TASK BRIEF: Search the data for the string "glyph" and copy each line in which it appears.

------ INFORMATION PROVIDED ------

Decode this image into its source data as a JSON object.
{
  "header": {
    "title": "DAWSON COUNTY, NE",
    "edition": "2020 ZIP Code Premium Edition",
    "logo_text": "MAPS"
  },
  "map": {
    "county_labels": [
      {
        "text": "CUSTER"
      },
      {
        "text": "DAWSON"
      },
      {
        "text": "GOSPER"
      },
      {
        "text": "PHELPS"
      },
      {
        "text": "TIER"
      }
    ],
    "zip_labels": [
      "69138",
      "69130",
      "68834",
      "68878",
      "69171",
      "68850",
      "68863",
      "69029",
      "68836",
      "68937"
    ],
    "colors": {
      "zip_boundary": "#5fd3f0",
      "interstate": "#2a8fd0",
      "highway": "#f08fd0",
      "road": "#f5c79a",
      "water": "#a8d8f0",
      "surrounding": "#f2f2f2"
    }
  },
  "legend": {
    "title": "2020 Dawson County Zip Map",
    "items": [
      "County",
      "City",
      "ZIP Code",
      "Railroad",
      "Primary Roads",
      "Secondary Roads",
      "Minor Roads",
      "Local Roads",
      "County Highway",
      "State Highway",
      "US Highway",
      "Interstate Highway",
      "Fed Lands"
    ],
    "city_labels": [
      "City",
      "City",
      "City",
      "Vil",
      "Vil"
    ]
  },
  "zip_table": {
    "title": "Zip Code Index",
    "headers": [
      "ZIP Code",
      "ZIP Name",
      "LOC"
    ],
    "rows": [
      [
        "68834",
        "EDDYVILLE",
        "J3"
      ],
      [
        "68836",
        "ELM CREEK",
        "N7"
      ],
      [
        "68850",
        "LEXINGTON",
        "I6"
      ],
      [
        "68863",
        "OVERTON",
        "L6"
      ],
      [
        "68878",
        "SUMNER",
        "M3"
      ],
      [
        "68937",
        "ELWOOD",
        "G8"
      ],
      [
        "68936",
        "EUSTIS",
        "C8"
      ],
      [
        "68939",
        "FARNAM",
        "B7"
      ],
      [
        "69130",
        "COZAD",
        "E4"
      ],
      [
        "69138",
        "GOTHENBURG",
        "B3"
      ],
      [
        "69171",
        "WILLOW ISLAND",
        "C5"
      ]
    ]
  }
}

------
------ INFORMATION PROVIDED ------

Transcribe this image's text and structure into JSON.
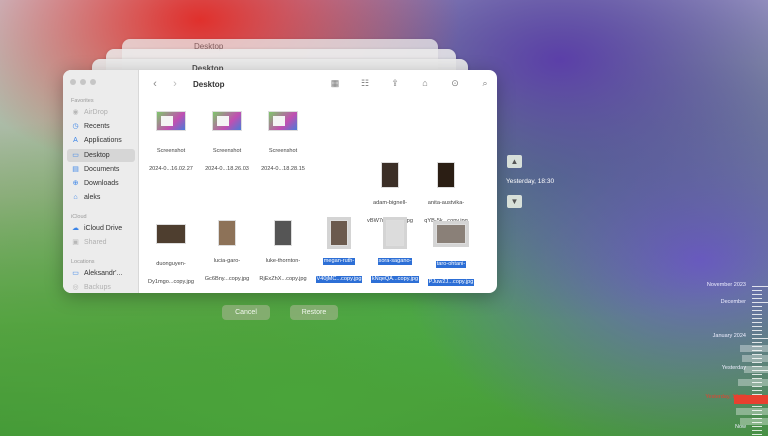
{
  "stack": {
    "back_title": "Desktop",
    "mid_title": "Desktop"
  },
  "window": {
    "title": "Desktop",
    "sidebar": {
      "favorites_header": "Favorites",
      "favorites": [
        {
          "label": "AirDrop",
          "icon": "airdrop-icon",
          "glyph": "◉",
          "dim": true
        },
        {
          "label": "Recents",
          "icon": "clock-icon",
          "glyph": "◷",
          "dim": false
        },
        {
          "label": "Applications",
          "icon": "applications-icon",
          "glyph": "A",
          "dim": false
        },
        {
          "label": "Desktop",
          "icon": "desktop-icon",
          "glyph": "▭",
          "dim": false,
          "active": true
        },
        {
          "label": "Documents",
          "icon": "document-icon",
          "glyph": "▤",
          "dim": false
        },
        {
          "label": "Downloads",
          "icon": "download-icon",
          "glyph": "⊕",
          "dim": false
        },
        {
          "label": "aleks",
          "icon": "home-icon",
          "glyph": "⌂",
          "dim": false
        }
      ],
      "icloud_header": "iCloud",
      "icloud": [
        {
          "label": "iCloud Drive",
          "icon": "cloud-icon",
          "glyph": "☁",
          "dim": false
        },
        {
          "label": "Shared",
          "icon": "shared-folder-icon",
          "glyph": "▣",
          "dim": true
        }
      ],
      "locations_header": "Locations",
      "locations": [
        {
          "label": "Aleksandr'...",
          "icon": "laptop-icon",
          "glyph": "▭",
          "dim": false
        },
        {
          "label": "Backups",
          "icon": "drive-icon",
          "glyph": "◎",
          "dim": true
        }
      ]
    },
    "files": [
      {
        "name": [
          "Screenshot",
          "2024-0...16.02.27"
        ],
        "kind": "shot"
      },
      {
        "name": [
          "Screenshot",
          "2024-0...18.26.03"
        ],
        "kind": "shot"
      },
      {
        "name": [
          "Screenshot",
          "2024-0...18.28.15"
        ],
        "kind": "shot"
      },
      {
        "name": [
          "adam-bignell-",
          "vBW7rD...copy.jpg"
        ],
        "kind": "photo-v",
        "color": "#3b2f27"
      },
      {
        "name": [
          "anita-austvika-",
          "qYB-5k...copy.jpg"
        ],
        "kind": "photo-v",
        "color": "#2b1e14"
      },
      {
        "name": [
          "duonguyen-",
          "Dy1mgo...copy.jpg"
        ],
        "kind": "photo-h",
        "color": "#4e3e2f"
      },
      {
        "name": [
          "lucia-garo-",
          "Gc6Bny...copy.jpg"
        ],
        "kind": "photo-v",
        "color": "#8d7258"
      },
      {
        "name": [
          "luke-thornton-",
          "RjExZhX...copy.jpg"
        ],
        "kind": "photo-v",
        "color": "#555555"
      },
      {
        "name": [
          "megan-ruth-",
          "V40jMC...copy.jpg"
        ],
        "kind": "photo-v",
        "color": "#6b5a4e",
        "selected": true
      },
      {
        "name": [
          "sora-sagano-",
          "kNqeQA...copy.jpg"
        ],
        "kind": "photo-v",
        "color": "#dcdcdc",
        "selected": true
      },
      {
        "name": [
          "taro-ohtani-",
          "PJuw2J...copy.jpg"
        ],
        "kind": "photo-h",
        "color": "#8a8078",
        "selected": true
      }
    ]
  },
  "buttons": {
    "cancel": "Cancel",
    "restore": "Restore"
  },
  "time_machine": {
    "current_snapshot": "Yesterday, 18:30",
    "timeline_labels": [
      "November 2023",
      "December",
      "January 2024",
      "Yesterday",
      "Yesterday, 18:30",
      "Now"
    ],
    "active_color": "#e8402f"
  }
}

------
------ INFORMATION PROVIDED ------

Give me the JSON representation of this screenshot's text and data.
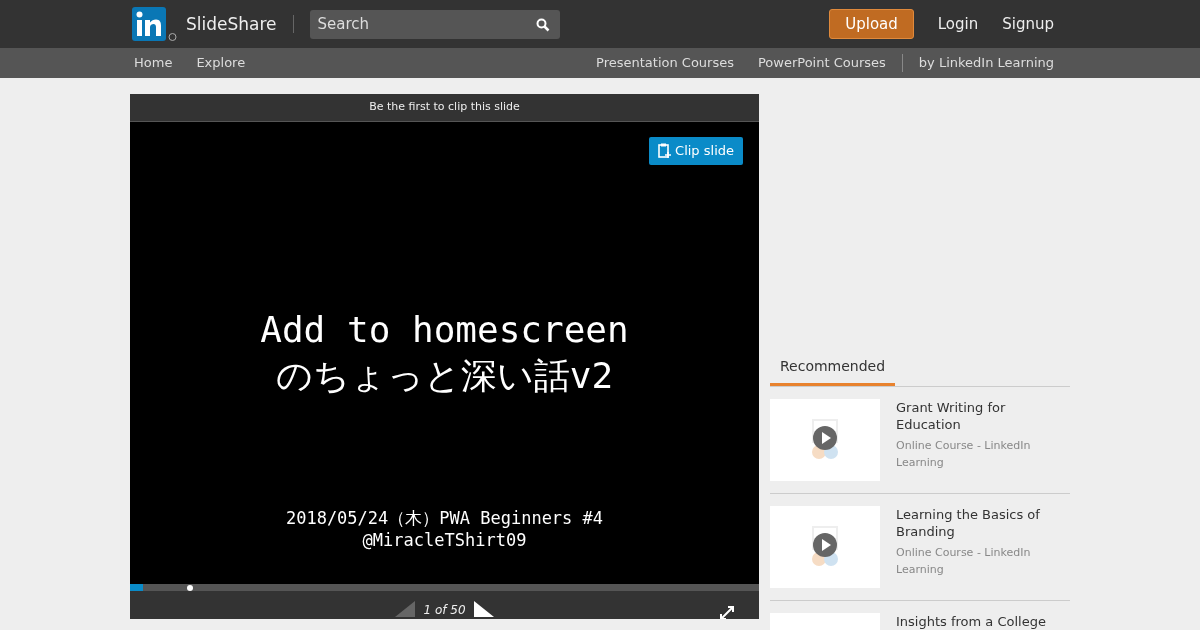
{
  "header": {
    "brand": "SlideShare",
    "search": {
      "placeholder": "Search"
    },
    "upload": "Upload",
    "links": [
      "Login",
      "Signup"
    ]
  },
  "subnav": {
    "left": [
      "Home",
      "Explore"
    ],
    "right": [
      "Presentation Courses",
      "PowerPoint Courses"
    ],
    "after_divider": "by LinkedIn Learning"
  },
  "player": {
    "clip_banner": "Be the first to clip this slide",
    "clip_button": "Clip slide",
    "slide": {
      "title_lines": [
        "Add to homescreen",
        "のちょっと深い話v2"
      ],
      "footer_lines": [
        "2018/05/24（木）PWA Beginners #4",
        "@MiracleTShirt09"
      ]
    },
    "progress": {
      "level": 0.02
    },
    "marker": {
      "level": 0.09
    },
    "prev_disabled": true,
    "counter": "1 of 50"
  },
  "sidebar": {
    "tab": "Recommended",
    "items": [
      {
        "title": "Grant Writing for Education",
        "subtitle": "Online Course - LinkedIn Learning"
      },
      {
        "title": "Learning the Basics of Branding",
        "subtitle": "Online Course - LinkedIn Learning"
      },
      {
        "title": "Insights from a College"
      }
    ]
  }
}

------

ANSWER FOR THIS EXERCISE:
          "glyph": "◉",
          "glyph": "◷",
          "glyph": "A",
          "glyph": "▭",
          "glyph": "▤",
          "glyph": "⊕",
          "glyph": "⌂",
          "glyph": "☁",
          "glyph": "▣",
          "glyph": "▭",
          "glyph": "◎",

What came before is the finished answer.